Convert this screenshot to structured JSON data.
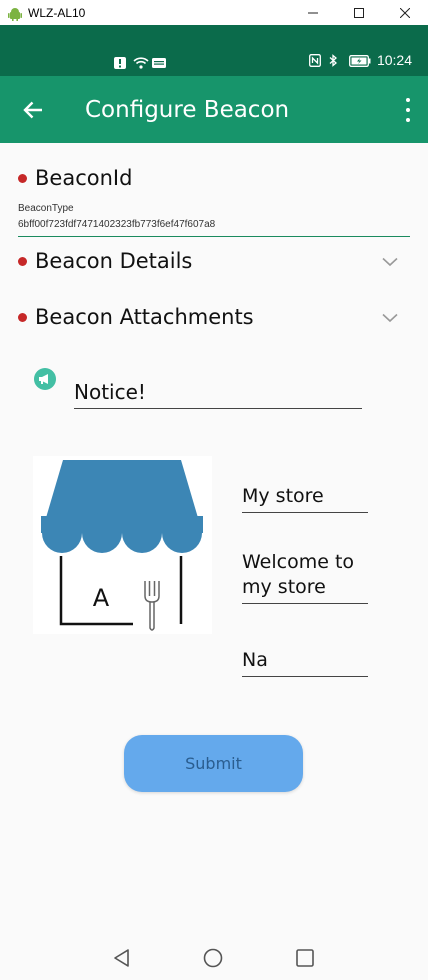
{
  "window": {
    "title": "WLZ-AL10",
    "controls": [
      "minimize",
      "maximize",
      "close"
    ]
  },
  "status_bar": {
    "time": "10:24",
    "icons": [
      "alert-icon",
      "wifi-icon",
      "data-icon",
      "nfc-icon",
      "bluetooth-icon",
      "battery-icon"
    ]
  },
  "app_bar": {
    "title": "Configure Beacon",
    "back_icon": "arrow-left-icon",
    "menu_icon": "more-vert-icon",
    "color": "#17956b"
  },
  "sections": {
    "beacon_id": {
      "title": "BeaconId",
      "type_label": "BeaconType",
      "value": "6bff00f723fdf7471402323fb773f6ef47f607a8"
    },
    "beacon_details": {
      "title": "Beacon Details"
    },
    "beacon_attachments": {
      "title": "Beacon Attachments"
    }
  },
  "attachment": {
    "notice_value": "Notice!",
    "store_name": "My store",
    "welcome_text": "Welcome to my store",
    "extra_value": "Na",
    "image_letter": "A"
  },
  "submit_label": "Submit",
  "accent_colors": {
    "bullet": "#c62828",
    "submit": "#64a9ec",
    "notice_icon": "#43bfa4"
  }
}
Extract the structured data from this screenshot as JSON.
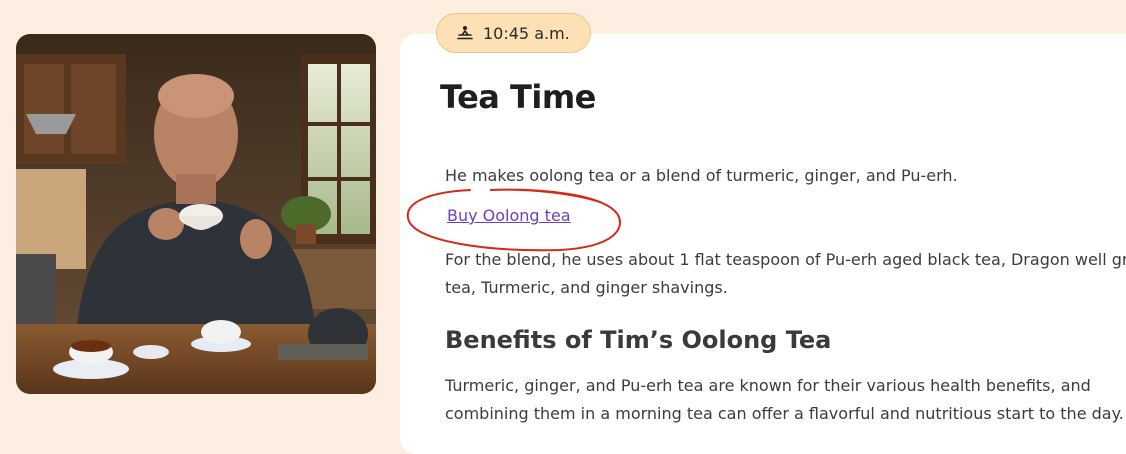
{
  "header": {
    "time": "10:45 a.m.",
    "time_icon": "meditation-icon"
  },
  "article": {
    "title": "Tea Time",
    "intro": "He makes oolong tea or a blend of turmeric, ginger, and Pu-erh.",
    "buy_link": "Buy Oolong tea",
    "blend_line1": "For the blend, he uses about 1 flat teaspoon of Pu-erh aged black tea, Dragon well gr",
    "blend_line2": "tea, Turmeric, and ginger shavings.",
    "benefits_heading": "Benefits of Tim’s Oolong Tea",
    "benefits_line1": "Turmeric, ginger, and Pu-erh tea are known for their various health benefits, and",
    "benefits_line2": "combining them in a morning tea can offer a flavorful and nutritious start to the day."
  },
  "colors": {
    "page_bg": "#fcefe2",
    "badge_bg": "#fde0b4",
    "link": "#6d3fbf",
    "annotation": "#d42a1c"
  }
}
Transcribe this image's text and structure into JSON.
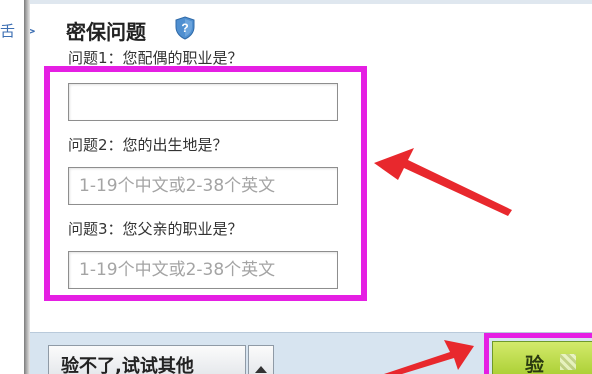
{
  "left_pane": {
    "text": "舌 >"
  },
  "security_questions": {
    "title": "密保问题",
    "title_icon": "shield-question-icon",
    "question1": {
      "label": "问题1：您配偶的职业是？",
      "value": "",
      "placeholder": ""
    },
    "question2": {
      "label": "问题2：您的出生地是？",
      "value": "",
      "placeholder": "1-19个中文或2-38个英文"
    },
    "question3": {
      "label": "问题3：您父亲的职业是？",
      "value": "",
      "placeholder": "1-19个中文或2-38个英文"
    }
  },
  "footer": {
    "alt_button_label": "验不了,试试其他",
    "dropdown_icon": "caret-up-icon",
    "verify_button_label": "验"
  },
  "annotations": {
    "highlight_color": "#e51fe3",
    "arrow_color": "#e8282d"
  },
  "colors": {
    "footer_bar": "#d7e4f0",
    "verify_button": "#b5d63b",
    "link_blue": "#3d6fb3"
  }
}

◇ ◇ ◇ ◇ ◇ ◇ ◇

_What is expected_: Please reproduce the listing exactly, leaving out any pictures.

_Solution to this exercise_:
Convert this screenshot to structured JSON data.
{
  "window": {
    "title": "WLZ-AL10",
    "controls": [
      "minimize",
      "maximize",
      "close"
    ]
  },
  "status_bar": {
    "time": "10:24",
    "icons": [
      "alert-icon",
      "wifi-icon",
      "data-icon",
      "nfc-icon",
      "bluetooth-icon",
      "battery-icon"
    ]
  },
  "app_bar": {
    "title": "Configure Beacon",
    "back_icon": "arrow-left-icon",
    "menu_icon": "more-vert-icon",
    "color": "#17956b"
  },
  "sections": {
    "beacon_id": {
      "title": "BeaconId",
      "type_label": "BeaconType",
      "value": "6bff00f723fdf7471402323fb773f6ef47f607a8"
    },
    "beacon_details": {
      "title": "Beacon Details"
    },
    "beacon_attachments": {
      "title": "Beacon Attachments"
    }
  },
  "attachment": {
    "notice_value": "Notice!",
    "store_name": "My store",
    "welcome_text": "Welcome to my store",
    "extra_value": "Na",
    "image_letter": "A"
  },
  "submit_label": "Submit",
  "accent_colors": {
    "bullet": "#c62828",
    "submit": "#64a9ec",
    "notice_icon": "#43bfa4"
  }
}
Extract the structured data from this screenshot as JSON.
{
  "header": {
    "time": "10:45 a.m.",
    "time_icon": "meditation-icon"
  },
  "article": {
    "title": "Tea Time",
    "intro": "He makes oolong tea or a blend of turmeric, ginger, and Pu-erh.",
    "buy_link": "Buy Oolong tea",
    "blend_line1": "For the blend, he uses about 1 flat teaspoon of Pu-erh aged black tea, Dragon well gr",
    "blend_line2": "tea, Turmeric, and ginger shavings.",
    "benefits_heading": "Benefits of Tim’s Oolong Tea",
    "benefits_line1": "Turmeric, ginger, and Pu-erh tea are known for their various health benefits, and",
    "benefits_line2": "combining them in a morning tea can offer a flavorful and nutritious start to the day."
  },
  "colors": {
    "page_bg": "#fcefe2",
    "badge_bg": "#fde0b4",
    "link": "#6d3fbf",
    "annotation": "#d42a1c"
  }
}
Transcribe this image's text and structure into JSON.
{
  "left_pane": {
    "text": "舌 >"
  },
  "security_questions": {
    "title": "密保问题",
    "title_icon": "shield-question-icon",
    "question1": {
      "label": "问题1：您配偶的职业是？",
      "value": "",
      "placeholder": ""
    },
    "question2": {
      "label": "问题2：您的出生地是？",
      "value": "",
      "placeholder": "1-19个中文或2-38个英文"
    },
    "question3": {
      "label": "问题3：您父亲的职业是？",
      "value": "",
      "placeholder": "1-19个中文或2-38个英文"
    }
  },
  "footer": {
    "alt_button_label": "验不了,试试其他",
    "dropdown_icon": "caret-up-icon",
    "verify_button_label": "验"
  },
  "annotations": {
    "highlight_color": "#e51fe3",
    "arrow_color": "#e8282d"
  },
  "colors": {
    "footer_bar": "#d7e4f0",
    "verify_button": "#b5d63b",
    "link_blue": "#3d6fb3"
  }
}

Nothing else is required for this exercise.